# Exercise:
What lines of the data hold the string "true"? Pull each one out.

# Records:

+ + + + +

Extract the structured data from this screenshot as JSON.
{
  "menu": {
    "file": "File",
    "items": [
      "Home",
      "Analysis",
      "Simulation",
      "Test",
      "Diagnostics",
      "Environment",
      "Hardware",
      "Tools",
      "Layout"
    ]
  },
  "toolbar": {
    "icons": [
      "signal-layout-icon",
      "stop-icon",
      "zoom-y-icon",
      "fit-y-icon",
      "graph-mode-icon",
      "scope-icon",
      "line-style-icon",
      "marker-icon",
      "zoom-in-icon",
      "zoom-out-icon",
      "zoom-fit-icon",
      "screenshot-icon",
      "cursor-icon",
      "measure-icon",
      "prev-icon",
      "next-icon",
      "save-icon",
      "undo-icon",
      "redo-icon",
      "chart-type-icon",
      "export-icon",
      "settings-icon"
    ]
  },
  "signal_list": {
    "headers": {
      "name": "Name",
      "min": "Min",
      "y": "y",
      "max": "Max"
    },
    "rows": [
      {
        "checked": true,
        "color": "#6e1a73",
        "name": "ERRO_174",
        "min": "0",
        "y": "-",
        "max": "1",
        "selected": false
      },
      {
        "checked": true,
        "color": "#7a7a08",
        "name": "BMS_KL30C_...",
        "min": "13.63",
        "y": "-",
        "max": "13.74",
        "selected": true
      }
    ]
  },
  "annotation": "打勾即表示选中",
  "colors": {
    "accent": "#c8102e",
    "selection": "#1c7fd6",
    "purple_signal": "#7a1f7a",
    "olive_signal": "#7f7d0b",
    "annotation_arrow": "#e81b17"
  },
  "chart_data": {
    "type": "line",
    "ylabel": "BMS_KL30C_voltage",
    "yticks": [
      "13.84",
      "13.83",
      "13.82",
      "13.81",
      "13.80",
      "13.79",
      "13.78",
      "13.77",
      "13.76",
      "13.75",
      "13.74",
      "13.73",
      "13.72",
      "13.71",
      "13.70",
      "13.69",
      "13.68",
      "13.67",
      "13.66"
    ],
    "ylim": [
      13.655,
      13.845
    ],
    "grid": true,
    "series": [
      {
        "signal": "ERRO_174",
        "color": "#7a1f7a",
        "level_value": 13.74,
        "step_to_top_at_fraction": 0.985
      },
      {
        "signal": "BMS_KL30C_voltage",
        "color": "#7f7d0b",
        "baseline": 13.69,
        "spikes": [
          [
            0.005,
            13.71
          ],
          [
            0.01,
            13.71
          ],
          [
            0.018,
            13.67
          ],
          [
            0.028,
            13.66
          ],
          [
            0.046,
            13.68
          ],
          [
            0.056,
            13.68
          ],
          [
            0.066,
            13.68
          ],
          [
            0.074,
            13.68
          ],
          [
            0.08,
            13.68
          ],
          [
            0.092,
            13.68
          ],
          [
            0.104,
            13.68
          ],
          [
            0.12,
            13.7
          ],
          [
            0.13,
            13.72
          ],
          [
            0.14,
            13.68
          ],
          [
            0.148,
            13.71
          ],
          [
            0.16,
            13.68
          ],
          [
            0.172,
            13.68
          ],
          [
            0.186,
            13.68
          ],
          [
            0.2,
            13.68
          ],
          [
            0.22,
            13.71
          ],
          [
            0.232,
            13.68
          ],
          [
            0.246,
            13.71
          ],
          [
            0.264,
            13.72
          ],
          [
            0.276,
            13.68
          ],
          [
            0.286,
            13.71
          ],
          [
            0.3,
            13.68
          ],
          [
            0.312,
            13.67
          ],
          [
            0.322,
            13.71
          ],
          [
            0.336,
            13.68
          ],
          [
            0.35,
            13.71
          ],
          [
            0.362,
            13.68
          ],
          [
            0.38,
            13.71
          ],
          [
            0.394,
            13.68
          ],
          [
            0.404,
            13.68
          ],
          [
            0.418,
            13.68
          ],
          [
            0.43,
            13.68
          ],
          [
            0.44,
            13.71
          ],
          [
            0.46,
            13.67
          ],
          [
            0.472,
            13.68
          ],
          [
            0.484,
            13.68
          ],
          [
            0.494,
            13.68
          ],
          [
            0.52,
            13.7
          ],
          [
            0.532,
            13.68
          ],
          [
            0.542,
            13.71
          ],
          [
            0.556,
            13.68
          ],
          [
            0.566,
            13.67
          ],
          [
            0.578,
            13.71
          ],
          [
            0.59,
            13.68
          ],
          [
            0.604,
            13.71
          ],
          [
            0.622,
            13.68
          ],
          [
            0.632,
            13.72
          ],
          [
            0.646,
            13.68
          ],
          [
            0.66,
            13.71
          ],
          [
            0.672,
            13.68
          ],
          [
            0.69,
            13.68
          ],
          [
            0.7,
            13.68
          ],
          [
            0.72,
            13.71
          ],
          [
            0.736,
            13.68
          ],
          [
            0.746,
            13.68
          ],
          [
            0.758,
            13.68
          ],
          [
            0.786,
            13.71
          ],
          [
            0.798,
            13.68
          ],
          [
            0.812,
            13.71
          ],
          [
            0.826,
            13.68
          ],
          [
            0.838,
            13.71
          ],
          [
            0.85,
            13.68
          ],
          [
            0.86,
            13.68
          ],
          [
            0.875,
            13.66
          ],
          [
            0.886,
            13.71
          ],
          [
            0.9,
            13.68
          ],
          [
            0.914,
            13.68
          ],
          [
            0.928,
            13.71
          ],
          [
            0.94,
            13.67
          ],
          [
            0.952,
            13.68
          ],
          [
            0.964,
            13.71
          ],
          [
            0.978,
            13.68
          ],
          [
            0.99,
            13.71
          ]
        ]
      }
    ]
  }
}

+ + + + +

# Finished exercise:
        "checked": true,
        "checked": true,
        "selected": true
    "grid": true,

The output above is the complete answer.